[Data records for software interfaces]

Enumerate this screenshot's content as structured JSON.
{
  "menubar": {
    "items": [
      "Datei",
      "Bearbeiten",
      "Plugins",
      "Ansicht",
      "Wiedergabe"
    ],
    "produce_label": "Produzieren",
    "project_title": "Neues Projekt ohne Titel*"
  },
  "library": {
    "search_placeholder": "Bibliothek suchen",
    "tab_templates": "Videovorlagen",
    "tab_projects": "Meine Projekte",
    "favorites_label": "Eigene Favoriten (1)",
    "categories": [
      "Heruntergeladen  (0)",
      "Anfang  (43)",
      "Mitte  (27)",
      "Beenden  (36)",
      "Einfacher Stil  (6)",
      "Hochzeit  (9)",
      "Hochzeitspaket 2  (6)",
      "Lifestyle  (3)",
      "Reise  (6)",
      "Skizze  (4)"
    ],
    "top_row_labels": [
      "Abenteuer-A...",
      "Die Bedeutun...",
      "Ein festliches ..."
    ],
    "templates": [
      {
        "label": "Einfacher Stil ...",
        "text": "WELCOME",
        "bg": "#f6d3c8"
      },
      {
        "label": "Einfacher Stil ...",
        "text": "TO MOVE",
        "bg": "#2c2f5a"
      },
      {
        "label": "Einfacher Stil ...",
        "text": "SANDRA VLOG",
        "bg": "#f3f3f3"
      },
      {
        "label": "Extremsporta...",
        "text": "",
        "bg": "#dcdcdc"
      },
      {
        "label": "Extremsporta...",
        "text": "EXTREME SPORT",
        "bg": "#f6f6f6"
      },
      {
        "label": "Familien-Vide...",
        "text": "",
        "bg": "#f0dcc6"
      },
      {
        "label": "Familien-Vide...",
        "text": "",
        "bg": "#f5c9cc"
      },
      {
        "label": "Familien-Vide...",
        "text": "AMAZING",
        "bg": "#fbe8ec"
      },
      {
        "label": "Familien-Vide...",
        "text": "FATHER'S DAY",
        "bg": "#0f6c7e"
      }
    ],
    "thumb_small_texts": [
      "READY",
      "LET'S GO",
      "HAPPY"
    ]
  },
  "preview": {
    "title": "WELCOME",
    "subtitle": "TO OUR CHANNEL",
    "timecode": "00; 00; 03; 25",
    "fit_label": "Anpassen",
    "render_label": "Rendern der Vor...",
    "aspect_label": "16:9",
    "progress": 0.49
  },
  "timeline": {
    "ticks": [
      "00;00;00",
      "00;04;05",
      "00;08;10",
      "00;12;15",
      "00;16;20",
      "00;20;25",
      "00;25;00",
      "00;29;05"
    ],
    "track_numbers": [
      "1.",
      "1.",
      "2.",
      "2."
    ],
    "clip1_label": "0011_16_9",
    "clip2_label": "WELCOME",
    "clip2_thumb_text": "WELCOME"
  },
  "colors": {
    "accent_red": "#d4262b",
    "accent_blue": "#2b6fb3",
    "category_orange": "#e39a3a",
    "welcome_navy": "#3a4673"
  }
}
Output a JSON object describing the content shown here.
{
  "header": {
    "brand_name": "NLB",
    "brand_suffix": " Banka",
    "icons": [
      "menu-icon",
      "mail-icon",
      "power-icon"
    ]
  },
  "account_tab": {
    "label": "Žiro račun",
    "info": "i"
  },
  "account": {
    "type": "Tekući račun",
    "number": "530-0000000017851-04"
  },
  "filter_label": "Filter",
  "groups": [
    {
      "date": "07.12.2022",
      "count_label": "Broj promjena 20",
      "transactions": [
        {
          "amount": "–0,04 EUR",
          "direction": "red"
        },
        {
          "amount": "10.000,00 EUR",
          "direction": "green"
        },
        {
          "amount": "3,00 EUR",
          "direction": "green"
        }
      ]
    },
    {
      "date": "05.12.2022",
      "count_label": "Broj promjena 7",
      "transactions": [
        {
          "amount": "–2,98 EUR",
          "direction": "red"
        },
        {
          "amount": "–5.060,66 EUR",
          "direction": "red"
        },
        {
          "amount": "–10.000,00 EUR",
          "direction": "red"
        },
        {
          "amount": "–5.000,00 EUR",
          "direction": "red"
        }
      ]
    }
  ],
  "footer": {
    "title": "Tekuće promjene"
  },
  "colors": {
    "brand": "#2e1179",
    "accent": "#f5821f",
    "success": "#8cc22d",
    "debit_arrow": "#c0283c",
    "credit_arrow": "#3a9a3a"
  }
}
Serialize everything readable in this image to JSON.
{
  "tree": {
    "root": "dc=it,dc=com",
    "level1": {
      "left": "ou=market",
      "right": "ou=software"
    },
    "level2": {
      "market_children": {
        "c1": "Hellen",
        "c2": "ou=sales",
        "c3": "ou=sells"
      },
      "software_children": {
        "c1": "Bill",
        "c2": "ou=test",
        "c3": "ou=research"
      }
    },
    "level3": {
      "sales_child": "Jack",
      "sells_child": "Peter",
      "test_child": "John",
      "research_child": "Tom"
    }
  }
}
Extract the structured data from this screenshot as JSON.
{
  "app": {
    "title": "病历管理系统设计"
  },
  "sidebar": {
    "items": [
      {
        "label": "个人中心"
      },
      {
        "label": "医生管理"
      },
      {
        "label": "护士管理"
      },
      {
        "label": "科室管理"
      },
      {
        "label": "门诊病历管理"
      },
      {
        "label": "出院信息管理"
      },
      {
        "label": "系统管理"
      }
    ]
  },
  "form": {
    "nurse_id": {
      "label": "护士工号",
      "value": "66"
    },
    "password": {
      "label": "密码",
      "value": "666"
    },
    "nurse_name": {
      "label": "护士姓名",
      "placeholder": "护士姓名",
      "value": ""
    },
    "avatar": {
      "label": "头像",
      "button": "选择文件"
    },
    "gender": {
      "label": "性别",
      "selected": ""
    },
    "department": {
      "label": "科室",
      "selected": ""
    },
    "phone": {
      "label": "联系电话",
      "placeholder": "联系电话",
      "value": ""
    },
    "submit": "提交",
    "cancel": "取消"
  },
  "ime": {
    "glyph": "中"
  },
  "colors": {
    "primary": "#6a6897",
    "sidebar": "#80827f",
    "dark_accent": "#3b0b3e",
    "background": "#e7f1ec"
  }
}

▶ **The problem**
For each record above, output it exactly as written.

▶ **Exercise result**
Enumerate this screenshot's content as structured JSON.
{
  "menubar": {
    "items": [
      "Datei",
      "Bearbeiten",
      "Plugins",
      "Ansicht",
      "Wiedergabe"
    ],
    "produce_label": "Produzieren",
    "project_title": "Neues Projekt ohne Titel*"
  },
  "library": {
    "search_placeholder": "Bibliothek suchen",
    "tab_templates": "Videovorlagen",
    "tab_projects": "Meine Projekte",
    "favorites_label": "Eigene Favoriten (1)",
    "categories": [
      "Heruntergeladen  (0)",
      "Anfang  (43)",
      "Mitte  (27)",
      "Beenden  (36)",
      "Einfacher Stil  (6)",
      "Hochzeit  (9)",
      "Hochzeitspaket 2  (6)",
      "Lifestyle  (3)",
      "Reise  (6)",
      "Skizze  (4)"
    ],
    "top_row_labels": [
      "Abenteuer-A...",
      "Die Bedeutun...",
      "Ein festliches ..."
    ],
    "templates": [
      {
        "label": "Einfacher Stil ...",
        "text": "WELCOME",
        "bg": "#f6d3c8"
      },
      {
        "label": "Einfacher Stil ...",
        "text": "TO MOVE",
        "bg": "#2c2f5a"
      },
      {
        "label": "Einfacher Stil ...",
        "text": "SANDRA VLOG",
        "bg": "#f3f3f3"
      },
      {
        "label": "Extremsporta...",
        "text": "",
        "bg": "#dcdcdc"
      },
      {
        "label": "Extremsporta...",
        "text": "EXTREME SPORT",
        "bg": "#f6f6f6"
      },
      {
        "label": "Familien-Vide...",
        "text": "",
        "bg": "#f0dcc6"
      },
      {
        "label": "Familien-Vide...",
        "text": "",
        "bg": "#f5c9cc"
      },
      {
        "label": "Familien-Vide...",
        "text": "AMAZING",
        "bg": "#fbe8ec"
      },
      {
        "label": "Familien-Vide...",
        "text": "FATHER'S DAY",
        "bg": "#0f6c7e"
      }
    ],
    "thumb_small_texts": [
      "READY",
      "LET'S GO",
      "HAPPY"
    ]
  },
  "preview": {
    "title": "WELCOME",
    "subtitle": "TO OUR CHANNEL",
    "timecode": "00; 00; 03; 25",
    "fit_label": "Anpassen",
    "render_label": "Rendern der Vor...",
    "aspect_label": "16:9",
    "progress": 0.49
  },
  "timeline": {
    "ticks": [
      "00;00;00",
      "00;04;05",
      "00;08;10",
      "00;12;15",
      "00;16;20",
      "00;20;25",
      "00;25;00",
      "00;29;05"
    ],
    "track_numbers": [
      "1.",
      "1.",
      "2.",
      "2."
    ],
    "clip1_label": "0011_16_9",
    "clip2_label": "WELCOME",
    "clip2_thumb_text": "WELCOME"
  },
  "colors": {
    "accent_red": "#d4262b",
    "accent_blue": "#2b6fb3",
    "category_orange": "#e39a3a",
    "welcome_navy": "#3a4673"
  }
}
Output a JSON object describing the content shown here.
{
  "header": {
    "brand_name": "NLB",
    "brand_suffix": " Banka",
    "icons": [
      "menu-icon",
      "mail-icon",
      "power-icon"
    ]
  },
  "account_tab": {
    "label": "Žiro račun",
    "info": "i"
  },
  "account": {
    "type": "Tekući račun",
    "number": "530-0000000017851-04"
  },
  "filter_label": "Filter",
  "groups": [
    {
      "date": "07.12.2022",
      "count_label": "Broj promjena 20",
      "transactions": [
        {
          "amount": "–0,04 EUR",
          "direction": "red"
        },
        {
          "amount": "10.000,00 EUR",
          "direction": "green"
        },
        {
          "amount": "3,00 EUR",
          "direction": "green"
        }
      ]
    },
    {
      "date": "05.12.2022",
      "count_label": "Broj promjena 7",
      "transactions": [
        {
          "amount": "–2,98 EUR",
          "direction": "red"
        },
        {
          "amount": "–5.060,66 EUR",
          "direction": "red"
        },
        {
          "amount": "–10.000,00 EUR",
          "direction": "red"
        },
        {
          "amount": "–5.000,00 EUR",
          "direction": "red"
        }
      ]
    }
  ],
  "footer": {
    "title": "Tekuće promjene"
  },
  "colors": {
    "brand": "#2e1179",
    "accent": "#f5821f",
    "success": "#8cc22d",
    "debit_arrow": "#c0283c",
    "credit_arrow": "#3a9a3a"
  }
}
Serialize everything readable in this image to JSON.
{
  "tree": {
    "root": "dc=it,dc=com",
    "level1": {
      "left": "ou=market",
      "right": "ou=software"
    },
    "level2": {
      "market_children": {
        "c1": "Hellen",
        "c2": "ou=sales",
        "c3": "ou=sells"
      },
      "software_children": {
        "c1": "Bill",
        "c2": "ou=test",
        "c3": "ou=research"
      }
    },
    "level3": {
      "sales_child": "Jack",
      "sells_child": "Peter",
      "test_child": "John",
      "research_child": "Tom"
    }
  }
}
Extract the structured data from this screenshot as JSON.
{
  "app": {
    "title": "病历管理系统设计"
  },
  "sidebar": {
    "items": [
      {
        "label": "个人中心"
      },
      {
        "label": "医生管理"
      },
      {
        "label": "护士管理"
      },
      {
        "label": "科室管理"
      },
      {
        "label": "门诊病历管理"
      },
      {
        "label": "出院信息管理"
      },
      {
        "label": "系统管理"
      }
    ]
  },
  "form": {
    "nurse_id": {
      "label": "护士工号",
      "value": "66"
    },
    "password": {
      "label": "密码",
      "value": "666"
    },
    "nurse_name": {
      "label": "护士姓名",
      "placeholder": "护士姓名",
      "value": ""
    },
    "avatar": {
      "label": "头像",
      "button": "选择文件"
    },
    "gender": {
      "label": "性别",
      "selected": ""
    },
    "department": {
      "label": "科室",
      "selected": ""
    },
    "phone": {
      "label": "联系电话",
      "placeholder": "联系电话",
      "value": ""
    },
    "submit": "提交",
    "cancel": "取消"
  },
  "ime": {
    "glyph": "中"
  },
  "colors": {
    "primary": "#6a6897",
    "sidebar": "#80827f",
    "dark_accent": "#3b0b3e",
    "background": "#e7f1ec"
  }
}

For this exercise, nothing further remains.